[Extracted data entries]

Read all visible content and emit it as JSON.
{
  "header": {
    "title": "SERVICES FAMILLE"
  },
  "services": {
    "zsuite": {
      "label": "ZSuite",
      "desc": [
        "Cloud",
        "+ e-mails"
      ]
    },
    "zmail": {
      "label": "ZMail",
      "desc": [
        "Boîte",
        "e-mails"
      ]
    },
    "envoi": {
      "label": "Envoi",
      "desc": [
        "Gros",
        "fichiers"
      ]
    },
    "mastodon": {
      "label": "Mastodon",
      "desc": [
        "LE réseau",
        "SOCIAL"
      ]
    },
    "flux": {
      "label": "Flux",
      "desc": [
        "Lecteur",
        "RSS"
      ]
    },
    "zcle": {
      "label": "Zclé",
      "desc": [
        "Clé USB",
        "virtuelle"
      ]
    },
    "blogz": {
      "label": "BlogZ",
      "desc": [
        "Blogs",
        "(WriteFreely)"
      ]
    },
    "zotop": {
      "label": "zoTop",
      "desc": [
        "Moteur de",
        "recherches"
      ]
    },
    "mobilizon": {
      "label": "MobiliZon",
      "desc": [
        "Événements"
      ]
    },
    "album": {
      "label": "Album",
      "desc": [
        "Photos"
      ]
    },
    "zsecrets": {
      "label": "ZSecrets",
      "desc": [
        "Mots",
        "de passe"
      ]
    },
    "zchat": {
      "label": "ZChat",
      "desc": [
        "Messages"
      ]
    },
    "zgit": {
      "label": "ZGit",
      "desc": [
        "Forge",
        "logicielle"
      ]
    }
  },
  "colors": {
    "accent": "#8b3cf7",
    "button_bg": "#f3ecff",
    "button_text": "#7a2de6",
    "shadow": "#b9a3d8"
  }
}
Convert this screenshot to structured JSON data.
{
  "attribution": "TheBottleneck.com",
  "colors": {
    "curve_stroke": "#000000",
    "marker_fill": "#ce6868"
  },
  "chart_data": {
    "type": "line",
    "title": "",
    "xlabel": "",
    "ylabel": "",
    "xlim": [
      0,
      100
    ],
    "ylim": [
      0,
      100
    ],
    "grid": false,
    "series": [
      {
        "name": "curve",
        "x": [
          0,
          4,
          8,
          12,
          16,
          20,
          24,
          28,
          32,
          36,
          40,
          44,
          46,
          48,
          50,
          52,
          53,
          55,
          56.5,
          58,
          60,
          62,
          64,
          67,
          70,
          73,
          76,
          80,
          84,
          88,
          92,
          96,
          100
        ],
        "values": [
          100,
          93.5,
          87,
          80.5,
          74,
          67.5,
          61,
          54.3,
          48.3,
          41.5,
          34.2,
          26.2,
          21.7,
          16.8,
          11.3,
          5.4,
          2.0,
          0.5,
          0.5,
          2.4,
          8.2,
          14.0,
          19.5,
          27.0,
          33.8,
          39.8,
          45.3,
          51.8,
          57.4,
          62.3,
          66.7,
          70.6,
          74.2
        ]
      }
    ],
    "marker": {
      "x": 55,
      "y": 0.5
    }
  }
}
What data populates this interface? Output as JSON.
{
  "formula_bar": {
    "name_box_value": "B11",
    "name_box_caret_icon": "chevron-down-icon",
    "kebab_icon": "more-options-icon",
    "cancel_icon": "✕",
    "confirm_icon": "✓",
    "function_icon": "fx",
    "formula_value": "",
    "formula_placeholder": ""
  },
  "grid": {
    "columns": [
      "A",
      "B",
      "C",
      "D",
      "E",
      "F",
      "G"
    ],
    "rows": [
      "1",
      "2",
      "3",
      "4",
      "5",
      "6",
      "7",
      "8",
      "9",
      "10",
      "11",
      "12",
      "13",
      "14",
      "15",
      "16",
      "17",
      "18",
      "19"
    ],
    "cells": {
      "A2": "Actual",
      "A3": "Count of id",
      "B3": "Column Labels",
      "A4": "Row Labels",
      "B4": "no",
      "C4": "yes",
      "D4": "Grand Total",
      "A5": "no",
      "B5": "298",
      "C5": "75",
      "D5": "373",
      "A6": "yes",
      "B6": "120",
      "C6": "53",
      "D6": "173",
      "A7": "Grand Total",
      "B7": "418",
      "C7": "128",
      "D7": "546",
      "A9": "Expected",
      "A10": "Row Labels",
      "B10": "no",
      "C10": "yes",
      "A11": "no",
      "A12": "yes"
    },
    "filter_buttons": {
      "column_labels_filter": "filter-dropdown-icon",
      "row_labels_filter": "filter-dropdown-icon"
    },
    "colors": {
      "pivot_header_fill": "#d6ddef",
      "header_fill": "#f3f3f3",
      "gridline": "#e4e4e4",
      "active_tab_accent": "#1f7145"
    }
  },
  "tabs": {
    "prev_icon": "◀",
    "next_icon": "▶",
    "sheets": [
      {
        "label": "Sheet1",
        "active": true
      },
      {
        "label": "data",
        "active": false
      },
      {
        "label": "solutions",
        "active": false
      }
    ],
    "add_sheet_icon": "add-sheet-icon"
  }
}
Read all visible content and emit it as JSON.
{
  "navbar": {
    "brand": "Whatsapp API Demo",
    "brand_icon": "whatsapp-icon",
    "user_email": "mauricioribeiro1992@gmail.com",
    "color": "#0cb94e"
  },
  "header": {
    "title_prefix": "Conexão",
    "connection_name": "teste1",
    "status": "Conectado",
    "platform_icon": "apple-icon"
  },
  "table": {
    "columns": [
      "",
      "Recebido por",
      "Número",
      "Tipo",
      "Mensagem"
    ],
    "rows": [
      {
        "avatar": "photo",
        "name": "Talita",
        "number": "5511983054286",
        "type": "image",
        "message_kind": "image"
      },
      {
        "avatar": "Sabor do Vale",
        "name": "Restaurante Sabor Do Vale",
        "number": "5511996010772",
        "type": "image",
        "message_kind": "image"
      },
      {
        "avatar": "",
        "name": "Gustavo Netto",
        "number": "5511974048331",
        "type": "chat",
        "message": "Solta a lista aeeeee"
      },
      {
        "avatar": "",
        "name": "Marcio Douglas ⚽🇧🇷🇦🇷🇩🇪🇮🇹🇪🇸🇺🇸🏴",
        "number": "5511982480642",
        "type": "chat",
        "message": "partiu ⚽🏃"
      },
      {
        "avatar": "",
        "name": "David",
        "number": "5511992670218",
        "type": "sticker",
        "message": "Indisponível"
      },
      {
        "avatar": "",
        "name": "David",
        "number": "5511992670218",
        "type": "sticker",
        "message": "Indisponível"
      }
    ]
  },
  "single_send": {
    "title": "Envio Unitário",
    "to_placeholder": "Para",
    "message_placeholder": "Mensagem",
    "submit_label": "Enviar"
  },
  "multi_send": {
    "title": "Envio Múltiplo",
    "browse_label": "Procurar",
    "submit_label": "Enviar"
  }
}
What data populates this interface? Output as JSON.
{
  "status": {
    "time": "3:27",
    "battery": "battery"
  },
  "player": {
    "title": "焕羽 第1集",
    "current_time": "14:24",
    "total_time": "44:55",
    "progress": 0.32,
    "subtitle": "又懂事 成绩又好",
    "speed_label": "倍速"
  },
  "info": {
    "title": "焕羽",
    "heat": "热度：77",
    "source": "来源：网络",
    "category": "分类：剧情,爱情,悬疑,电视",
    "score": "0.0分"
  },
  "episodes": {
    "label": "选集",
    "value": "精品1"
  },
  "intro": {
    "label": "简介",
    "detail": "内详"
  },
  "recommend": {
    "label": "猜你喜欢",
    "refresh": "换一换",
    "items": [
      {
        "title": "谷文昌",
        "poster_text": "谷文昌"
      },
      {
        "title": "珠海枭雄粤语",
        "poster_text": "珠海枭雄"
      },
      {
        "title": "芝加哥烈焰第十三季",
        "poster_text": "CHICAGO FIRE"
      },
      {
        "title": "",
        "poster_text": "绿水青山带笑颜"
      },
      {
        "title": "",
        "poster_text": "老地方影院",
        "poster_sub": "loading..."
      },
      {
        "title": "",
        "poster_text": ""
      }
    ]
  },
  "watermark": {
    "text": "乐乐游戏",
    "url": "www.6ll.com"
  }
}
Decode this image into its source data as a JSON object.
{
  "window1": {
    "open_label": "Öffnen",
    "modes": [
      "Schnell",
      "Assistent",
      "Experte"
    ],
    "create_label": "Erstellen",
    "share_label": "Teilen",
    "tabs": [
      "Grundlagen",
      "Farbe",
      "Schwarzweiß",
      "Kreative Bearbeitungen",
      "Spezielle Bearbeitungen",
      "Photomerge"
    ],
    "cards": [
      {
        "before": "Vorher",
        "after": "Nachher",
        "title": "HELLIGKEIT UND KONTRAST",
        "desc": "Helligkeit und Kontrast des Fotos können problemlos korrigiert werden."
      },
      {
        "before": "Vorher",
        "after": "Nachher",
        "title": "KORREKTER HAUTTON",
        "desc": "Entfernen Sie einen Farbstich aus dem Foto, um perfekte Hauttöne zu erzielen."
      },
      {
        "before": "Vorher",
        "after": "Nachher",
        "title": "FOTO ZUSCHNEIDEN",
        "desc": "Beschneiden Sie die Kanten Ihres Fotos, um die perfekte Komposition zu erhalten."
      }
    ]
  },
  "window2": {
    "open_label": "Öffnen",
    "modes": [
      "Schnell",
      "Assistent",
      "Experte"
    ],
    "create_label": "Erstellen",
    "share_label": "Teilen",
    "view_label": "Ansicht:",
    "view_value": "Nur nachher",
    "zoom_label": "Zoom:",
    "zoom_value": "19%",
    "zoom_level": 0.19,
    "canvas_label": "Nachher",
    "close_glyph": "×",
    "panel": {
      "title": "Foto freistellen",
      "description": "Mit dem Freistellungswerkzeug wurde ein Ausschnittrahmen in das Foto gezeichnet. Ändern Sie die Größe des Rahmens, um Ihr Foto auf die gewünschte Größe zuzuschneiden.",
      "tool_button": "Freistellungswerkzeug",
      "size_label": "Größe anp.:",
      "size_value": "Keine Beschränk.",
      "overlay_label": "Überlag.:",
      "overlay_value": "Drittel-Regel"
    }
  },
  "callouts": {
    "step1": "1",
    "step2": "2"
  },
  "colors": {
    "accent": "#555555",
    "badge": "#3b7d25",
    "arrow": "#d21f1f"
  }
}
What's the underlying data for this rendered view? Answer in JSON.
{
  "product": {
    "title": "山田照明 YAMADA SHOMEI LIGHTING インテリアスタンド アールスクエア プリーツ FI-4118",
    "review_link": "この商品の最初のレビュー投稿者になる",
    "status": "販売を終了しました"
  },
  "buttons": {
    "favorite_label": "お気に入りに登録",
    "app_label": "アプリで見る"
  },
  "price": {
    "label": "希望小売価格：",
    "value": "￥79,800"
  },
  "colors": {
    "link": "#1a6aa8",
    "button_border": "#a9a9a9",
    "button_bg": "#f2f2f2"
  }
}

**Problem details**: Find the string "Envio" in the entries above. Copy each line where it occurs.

**Task response**:
    "title": "Envio Unitário",
    "title": "Envio Múltiplo",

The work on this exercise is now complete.